Each stroke is counted, and the player with the lowest score wins. A golf course usually has 9 holes. A game may be either 9 holes or 18 holes. Score cards can be printed on card stock, with one being used per group.

The course can range from simple to complex, and there's no right or wrong way to do it. Each time mini golf is played, the course may be set up differently and different obstacles used. The course should be set up with an eye to providing alternatives - a normal path and a bank-off-the-wall path or an option to go through an obstacle rather than around. You may see some surprising problem-solving skills in action.

A final piece of advice....someone with a closest full of golf sweaters and hats and shelves of trophies doesn't need any help. You may be amazed how well years of putting skills are retained!


Chris said...

Neat idea. Anything to keep active!

Anonymous said...

Wow, there are some really great ideas on this blog! I'll be recommending it to friends who work in aged care. Thanks!

mielikki said...

that is a great idea!

SeaSpray said...

Wow...what a GREAT idea.

I am going to come back when I have more time. I have an elderly 84 yr old mother who is inside to much. She is a shut in and doesn't get out unless I take her.

She is in an apartment building with other seniors but tends to be more of a loner.

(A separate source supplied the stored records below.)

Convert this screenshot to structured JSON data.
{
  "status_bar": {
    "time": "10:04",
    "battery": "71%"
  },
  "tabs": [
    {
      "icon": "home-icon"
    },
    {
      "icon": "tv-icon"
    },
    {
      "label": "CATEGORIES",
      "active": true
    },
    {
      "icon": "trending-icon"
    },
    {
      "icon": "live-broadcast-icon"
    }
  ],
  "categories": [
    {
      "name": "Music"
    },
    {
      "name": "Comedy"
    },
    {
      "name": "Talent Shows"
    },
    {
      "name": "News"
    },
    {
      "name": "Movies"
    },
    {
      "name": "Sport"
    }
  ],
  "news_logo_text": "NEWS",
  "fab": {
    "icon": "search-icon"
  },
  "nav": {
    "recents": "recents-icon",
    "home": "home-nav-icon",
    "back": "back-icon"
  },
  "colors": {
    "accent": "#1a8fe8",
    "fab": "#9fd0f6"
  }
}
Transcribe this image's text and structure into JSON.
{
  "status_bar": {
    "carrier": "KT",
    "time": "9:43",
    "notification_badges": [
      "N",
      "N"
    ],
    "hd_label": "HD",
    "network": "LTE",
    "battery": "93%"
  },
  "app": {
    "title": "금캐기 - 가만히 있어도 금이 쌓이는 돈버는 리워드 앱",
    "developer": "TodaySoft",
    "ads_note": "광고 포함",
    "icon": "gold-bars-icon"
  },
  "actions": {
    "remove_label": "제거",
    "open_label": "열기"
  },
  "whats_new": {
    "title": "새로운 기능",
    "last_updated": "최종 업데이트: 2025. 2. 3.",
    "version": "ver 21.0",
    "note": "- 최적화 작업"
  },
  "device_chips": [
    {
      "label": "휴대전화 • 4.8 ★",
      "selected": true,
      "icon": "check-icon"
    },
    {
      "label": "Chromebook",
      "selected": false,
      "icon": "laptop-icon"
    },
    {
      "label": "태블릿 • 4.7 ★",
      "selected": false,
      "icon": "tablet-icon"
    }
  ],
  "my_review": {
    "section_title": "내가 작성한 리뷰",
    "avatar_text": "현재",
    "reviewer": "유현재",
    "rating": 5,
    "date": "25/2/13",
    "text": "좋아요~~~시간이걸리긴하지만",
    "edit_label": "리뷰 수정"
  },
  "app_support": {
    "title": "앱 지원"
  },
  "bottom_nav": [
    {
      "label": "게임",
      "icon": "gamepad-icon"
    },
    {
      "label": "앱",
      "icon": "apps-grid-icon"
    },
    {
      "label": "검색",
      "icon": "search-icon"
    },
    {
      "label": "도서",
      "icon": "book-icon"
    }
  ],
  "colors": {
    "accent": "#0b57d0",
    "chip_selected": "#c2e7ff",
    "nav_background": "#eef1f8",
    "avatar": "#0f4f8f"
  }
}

She is real good at crossword puzzles and likes to read so that is a good thing.

Nice hearing you last night.

Have a great day!